Where in the listing does the string "JSON" appear? Copy every line that holds it.

__MATERIAL SHOWN__
***
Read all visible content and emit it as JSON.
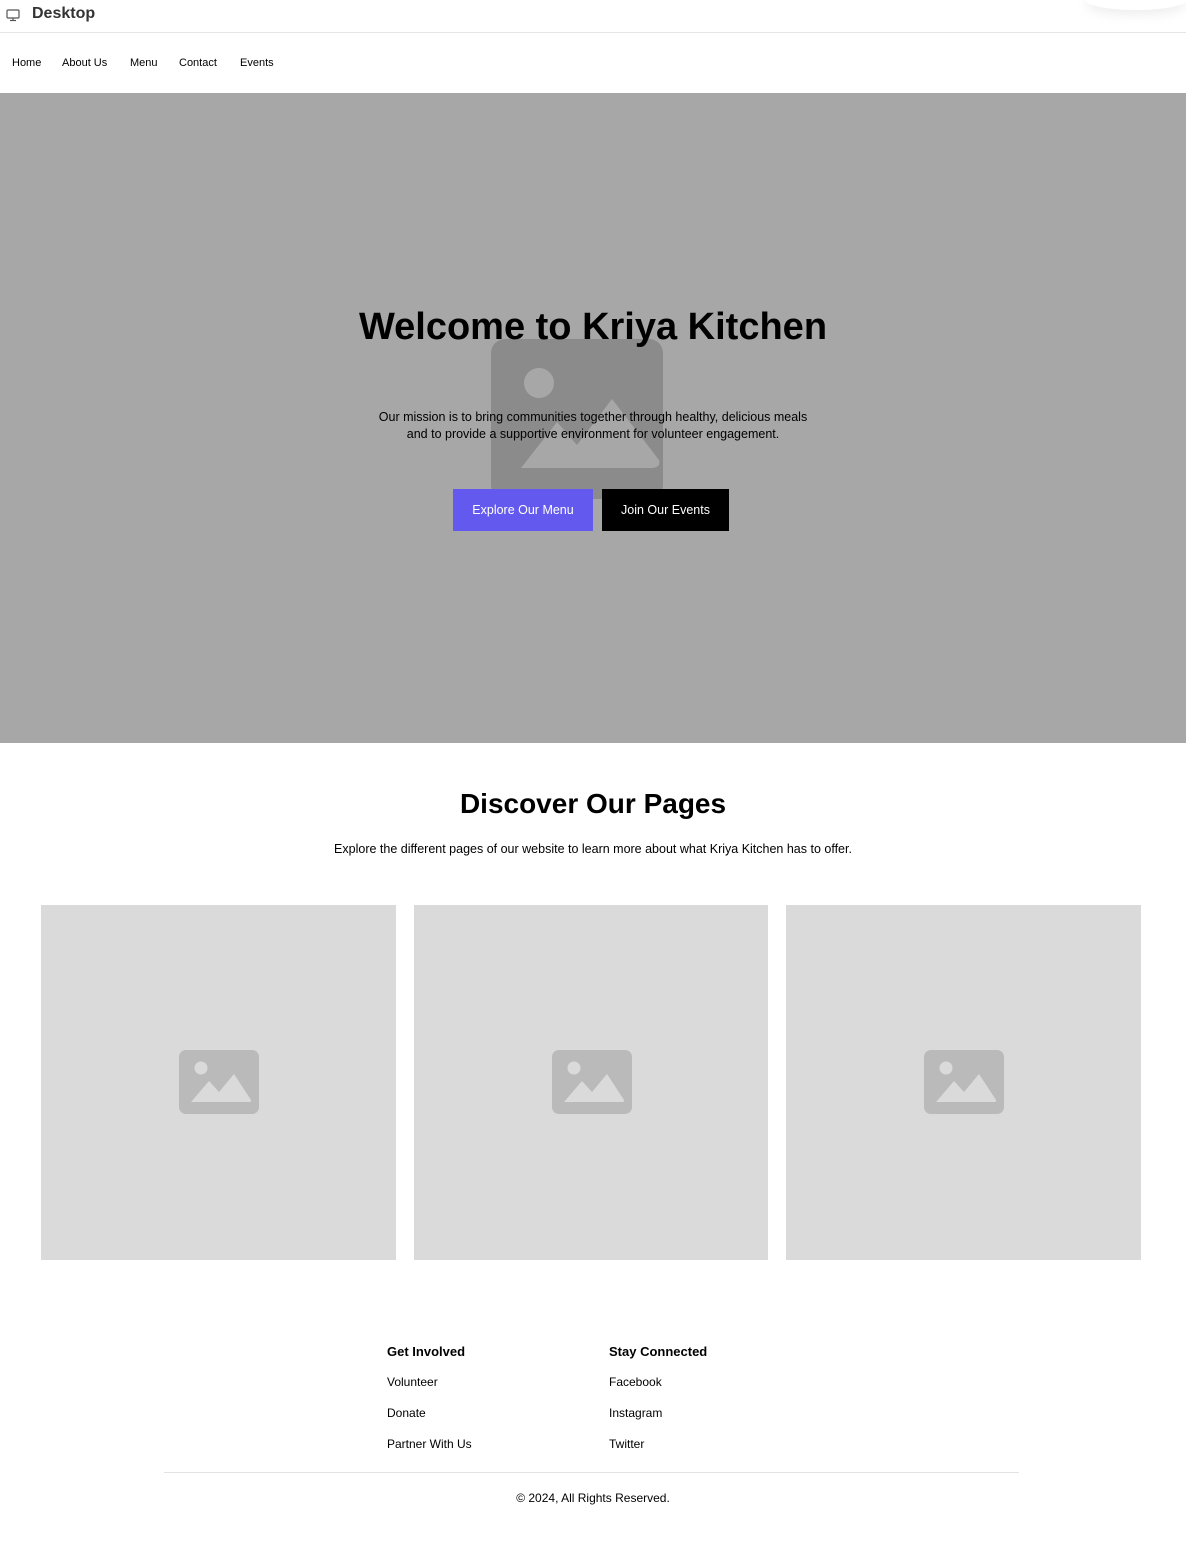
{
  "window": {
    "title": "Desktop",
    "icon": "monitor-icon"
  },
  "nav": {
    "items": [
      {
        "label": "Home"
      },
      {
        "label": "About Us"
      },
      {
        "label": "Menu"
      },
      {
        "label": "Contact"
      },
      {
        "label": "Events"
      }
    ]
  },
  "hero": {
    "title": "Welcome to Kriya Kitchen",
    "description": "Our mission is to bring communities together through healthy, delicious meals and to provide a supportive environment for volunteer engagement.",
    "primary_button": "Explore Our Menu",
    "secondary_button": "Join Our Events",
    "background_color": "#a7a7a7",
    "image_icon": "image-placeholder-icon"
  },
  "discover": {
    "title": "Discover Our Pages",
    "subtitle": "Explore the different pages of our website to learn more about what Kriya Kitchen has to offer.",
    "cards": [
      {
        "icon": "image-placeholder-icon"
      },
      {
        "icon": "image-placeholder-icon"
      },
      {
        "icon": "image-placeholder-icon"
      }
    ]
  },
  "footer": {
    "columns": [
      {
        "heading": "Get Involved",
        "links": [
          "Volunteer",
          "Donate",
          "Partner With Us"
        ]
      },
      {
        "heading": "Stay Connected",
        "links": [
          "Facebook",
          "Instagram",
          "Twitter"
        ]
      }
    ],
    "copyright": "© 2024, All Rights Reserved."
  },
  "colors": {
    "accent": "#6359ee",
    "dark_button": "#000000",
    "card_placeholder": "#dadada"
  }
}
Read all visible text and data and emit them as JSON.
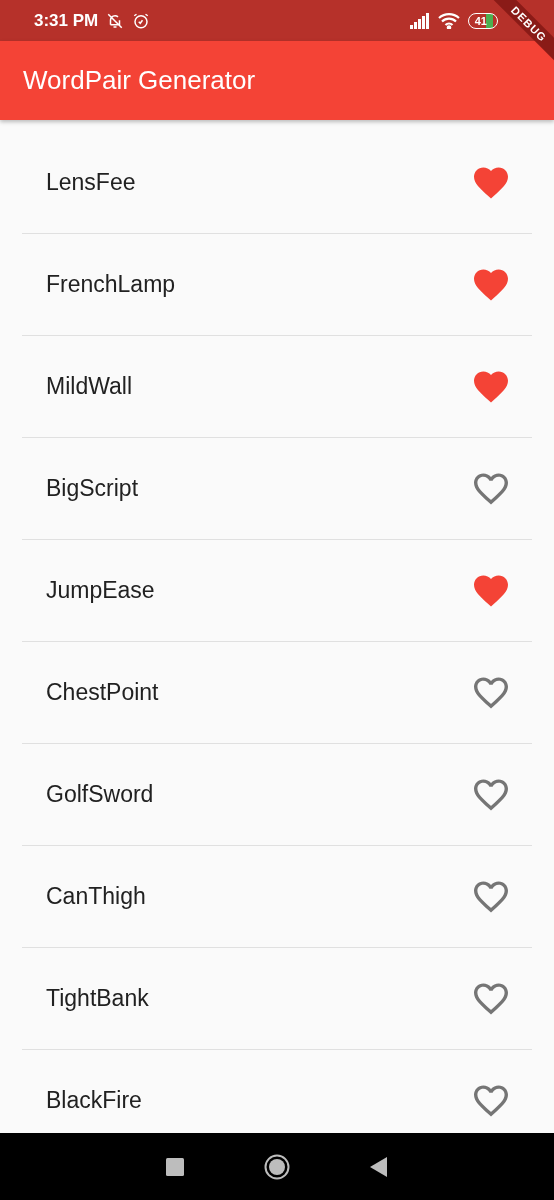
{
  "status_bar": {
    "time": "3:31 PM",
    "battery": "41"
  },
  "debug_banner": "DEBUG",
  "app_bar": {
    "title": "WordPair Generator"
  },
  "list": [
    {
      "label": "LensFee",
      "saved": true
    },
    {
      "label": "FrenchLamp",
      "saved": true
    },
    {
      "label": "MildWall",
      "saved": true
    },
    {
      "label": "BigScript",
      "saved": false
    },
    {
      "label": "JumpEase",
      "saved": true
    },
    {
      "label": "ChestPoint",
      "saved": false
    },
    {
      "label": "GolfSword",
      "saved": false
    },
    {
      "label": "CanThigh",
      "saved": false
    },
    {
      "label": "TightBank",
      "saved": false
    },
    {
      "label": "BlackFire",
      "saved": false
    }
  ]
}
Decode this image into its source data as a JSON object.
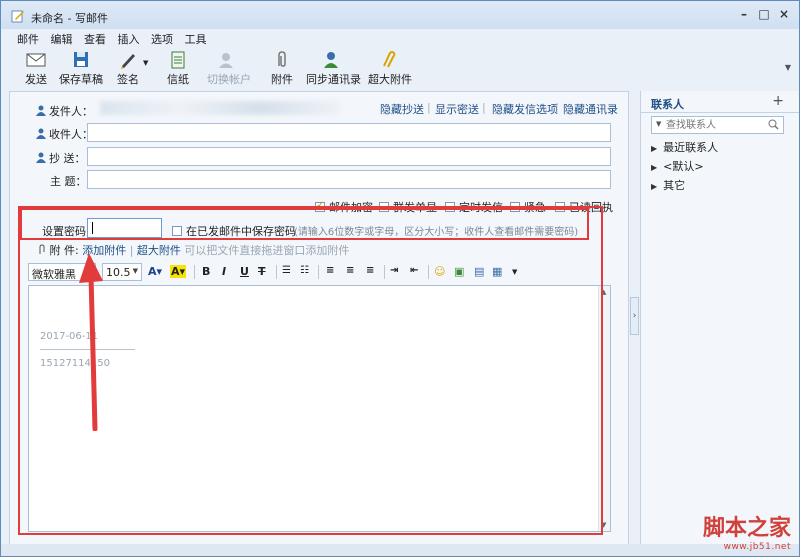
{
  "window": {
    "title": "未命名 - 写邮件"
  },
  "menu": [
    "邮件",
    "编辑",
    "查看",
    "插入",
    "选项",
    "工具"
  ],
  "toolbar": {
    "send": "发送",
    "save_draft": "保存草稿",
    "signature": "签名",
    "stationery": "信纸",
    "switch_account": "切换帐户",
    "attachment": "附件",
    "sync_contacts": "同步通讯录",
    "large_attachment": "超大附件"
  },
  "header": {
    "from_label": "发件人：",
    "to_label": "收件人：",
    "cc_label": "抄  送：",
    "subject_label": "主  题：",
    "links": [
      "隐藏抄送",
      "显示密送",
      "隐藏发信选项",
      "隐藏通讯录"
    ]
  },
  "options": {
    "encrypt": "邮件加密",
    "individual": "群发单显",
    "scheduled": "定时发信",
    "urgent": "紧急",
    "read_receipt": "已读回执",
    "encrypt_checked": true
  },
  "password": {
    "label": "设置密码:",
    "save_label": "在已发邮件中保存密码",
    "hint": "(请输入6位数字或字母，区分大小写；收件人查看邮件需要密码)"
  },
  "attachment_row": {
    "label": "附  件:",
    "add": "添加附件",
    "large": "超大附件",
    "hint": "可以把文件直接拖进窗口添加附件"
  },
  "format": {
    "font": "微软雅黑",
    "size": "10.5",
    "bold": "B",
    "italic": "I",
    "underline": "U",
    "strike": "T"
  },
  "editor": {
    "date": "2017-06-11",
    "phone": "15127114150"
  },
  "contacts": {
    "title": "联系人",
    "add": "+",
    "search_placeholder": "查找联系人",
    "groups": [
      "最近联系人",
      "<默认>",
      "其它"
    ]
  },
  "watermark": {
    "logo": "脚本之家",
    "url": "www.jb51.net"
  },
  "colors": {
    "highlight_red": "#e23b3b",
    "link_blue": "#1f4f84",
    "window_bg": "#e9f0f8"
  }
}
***
__RESPONSE BELOW__
Read all visible content and emit it as JSON.
Read all visible text and data and emit them as JSON.
Decode this image into its source data as a JSON object.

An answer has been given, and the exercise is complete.